Watch a previous NBC4 report on the U.S. House speaker race in the video player above.
COLUMBUS, Ohio (WCMH) — Republicans chose Ohio’s U.S. Rep. Jim Jordan as their nominee for House speaker, putting the job within reach of the staunch Trump ally.
Jordan, of Urbana, who represents Ohio’s 4th Congressional District north of Columbus — which encompasses Mansfield and Marion — announced on Friday he planned to re-enter the race for U.S. Speaker of the House, one day after Majority Leader Steve Scalise dropped his bid for the top job.
Scalise ended his bid to become House speaker late Thursday after hardline holdouts refused to back the party’s nominee, throwing the GOP majority into deeper chaos and leaving the chamber still unable to function.
Scalise told GOP colleagues at a closed-door evening meeting of his decision and pointedly declined to announce backing for anyone else, including his chief rival, Jordan, the far-right Judiciary Committee chairman backed by Donald Trump who had already told colleagues he no longer would seek the job.
Because of the party’s razor-thin majority, just five GOP detractors can block Jordan in a House floor vote, and a handful of moderate Republicans have already said they won’t cast their vote for Jordan.
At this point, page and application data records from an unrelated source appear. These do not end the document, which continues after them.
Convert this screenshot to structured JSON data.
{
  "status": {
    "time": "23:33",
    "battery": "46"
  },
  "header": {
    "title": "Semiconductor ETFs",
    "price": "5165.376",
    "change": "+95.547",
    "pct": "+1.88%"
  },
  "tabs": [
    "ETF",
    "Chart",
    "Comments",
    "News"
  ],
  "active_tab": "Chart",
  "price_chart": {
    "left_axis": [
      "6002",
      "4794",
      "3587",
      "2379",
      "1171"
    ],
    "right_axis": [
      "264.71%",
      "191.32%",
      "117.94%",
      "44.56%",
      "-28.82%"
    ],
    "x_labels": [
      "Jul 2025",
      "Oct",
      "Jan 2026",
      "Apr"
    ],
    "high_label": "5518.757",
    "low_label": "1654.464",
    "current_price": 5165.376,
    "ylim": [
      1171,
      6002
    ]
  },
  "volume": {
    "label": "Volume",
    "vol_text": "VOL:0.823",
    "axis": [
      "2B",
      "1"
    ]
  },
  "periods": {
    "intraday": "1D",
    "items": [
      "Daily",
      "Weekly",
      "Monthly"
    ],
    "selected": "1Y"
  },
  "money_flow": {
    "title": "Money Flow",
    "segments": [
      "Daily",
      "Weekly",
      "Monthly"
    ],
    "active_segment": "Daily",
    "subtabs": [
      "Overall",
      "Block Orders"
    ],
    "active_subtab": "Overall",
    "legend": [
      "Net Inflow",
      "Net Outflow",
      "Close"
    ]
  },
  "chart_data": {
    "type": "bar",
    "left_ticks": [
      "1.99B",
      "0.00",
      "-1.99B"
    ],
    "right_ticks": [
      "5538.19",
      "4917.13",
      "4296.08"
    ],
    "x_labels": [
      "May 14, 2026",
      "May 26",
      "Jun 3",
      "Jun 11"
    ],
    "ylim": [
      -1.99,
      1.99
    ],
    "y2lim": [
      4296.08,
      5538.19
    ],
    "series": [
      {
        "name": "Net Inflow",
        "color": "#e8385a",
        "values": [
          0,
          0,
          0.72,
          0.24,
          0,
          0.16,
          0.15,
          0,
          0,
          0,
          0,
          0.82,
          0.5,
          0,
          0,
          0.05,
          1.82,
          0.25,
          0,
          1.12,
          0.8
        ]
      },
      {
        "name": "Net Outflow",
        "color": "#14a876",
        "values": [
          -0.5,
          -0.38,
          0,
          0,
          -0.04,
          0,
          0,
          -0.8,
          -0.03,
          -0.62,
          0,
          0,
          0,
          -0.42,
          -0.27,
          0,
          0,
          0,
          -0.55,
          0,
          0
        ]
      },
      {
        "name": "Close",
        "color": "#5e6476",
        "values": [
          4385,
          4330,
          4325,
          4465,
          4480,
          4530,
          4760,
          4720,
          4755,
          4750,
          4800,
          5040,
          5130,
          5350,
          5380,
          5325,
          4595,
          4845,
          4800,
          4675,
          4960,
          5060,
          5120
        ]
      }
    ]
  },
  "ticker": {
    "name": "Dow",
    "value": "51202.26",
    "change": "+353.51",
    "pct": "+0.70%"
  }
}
They include Reps. Ann Wagner of Missouri, Austin Scott of Georgia, and Don Bacon of Nebraska.
Many Republicans are now looking to Jordan because he was the only challenger to Scalise, losing just two days ago in a narrow, internal 113-99 vote.
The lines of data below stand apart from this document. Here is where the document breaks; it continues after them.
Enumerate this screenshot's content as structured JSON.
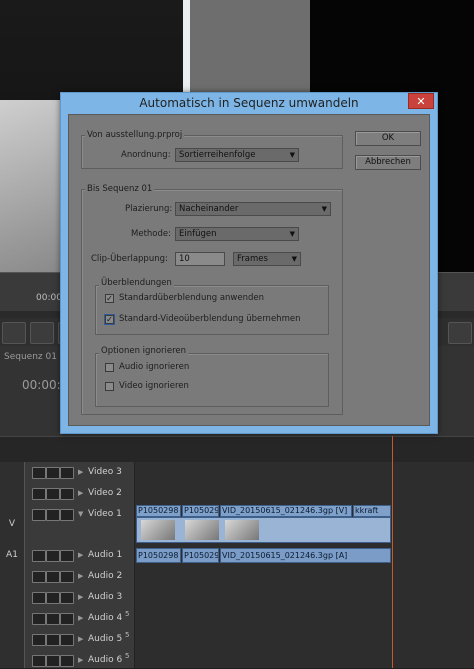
{
  "dialog": {
    "title": "Automatisch in Sequenz umwandeln",
    "close_glyph": "✕",
    "ok_label": "OK",
    "cancel_label": "Abbrechen",
    "source_group": {
      "legend": "Von ausstellung.prproj",
      "anordnung_label": "Anordnung:",
      "anordnung_value": "Sortierreihenfolge"
    },
    "target_group": {
      "legend": "Bis Sequenz 01",
      "platzierung_label": "Plazierung:",
      "platzierung_value": "Nacheinander",
      "methode_label": "Methode:",
      "methode_value": "Einfügen",
      "clip_ueberlappung_label": "Clip-Überlappung:",
      "clip_ueberlappung_value": "10",
      "unit_value": "Frames"
    },
    "transitions_group": {
      "legend": "Überblendungen",
      "standard_transition": {
        "label": "Standardüberblendung anwenden",
        "checked": true
      },
      "standard_video_transition": {
        "label": "Standard-Videoüberblendung übernehmen",
        "checked": true
      }
    },
    "ignore_group": {
      "legend": "Optionen ignorieren",
      "audio": {
        "label": "Audio ignorieren",
        "checked": false
      },
      "video": {
        "label": "Video ignorieren",
        "checked": false
      }
    }
  },
  "background": {
    "ruler_time": "00:00",
    "sequence_title": "Sequenz 01",
    "sequence_timecode": "00:00:",
    "tracks": {
      "video3": "Video 3",
      "video2": "Video 2",
      "video1": "Video 1",
      "audio1": "Audio 1",
      "audio2": "Audio 2",
      "audio3": "Audio 3",
      "audio4": "Audio 4",
      "audio5": "Audio 5",
      "audio6": "Audio 6",
      "v_tag": "V",
      "a1_tag": "A1",
      "s5_badge": "5"
    },
    "clips": {
      "v_clip1": "P1050298",
      "v_clip2": "P105029",
      "v_clip3": "VID_20150615_021246.3gp [V]",
      "v_clip4": "kkraft",
      "a_clip1": "P1050298",
      "a_clip2": "P105029",
      "a_clip3": "VID_20150615_021246.3gp [A]"
    }
  },
  "colors": {
    "dialog_frame": "#7db6e6",
    "close_button": "#c9423b",
    "clip_blue": "#7fa0c8",
    "playhead": "#c85a28"
  }
}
From Urbana, Jordan has represented Ohio’s 4th District since 2007. Since the latest round of redistricting, his area includes all of 10 counties and parts of three others, including a section of Delaware that contains several northern Columbus suburbs.
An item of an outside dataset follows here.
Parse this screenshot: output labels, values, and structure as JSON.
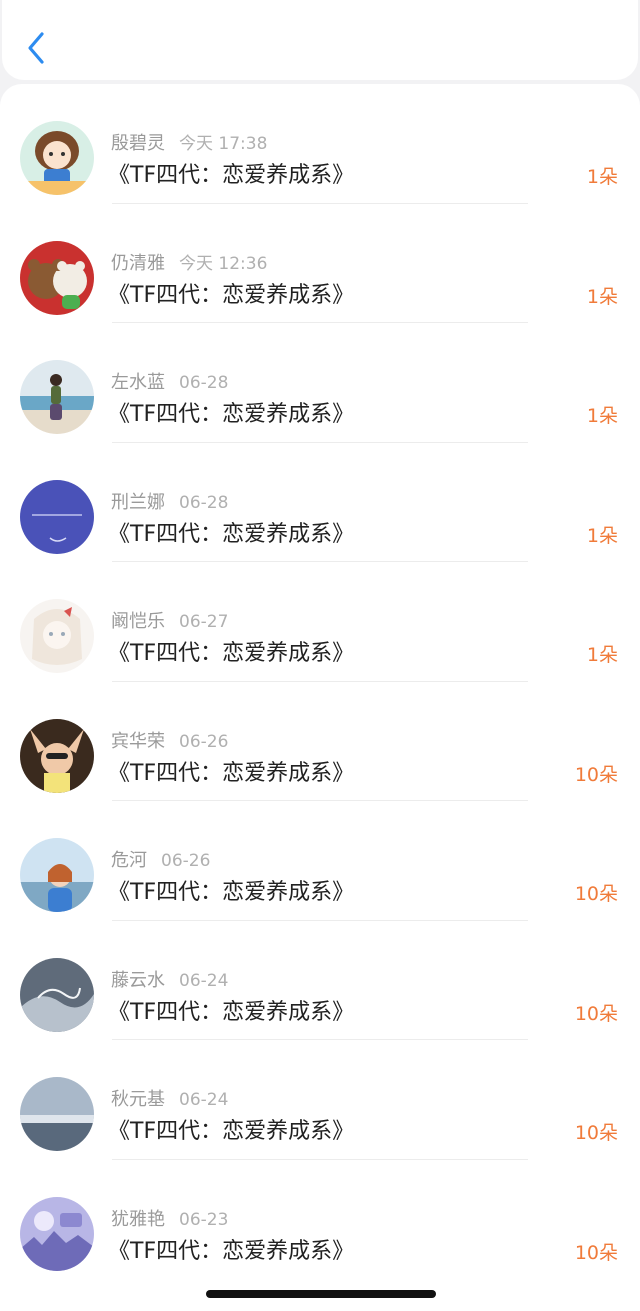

Jordan was a founder of the House Freedom Caucus and as leader of the judiciary committee, he has played a key role in Republicans’ impeachment inquiry of President Joe Biden. Jordan was one of Donald Trump’s closest allies when Trump was president. Trump, who endorsed Jordan for speaker, awarded Jordan the Presidential Medal of Freedom five days after the Jan. 6, 2021, attack on the Capitol.
Perhaps most significantly, Jordan worked closely with Trump and White House aides in the weeks and days before the Capitol riot, strategizing about how Congress could help Trump overturn his loss to Biden. Jordan also refused to comply with subpoenas from the House committee investigating the Jan. 6 attack as lawmakers tried to gather more information about his role.
Jordan once coached wrestling at Ohio State, and former wrestlers said in 2018 that he turned a blind eye to complaints that a now-dead team doctor, Richard Strauss, was sexually abusing the athletes. Jordan has denied those allegations.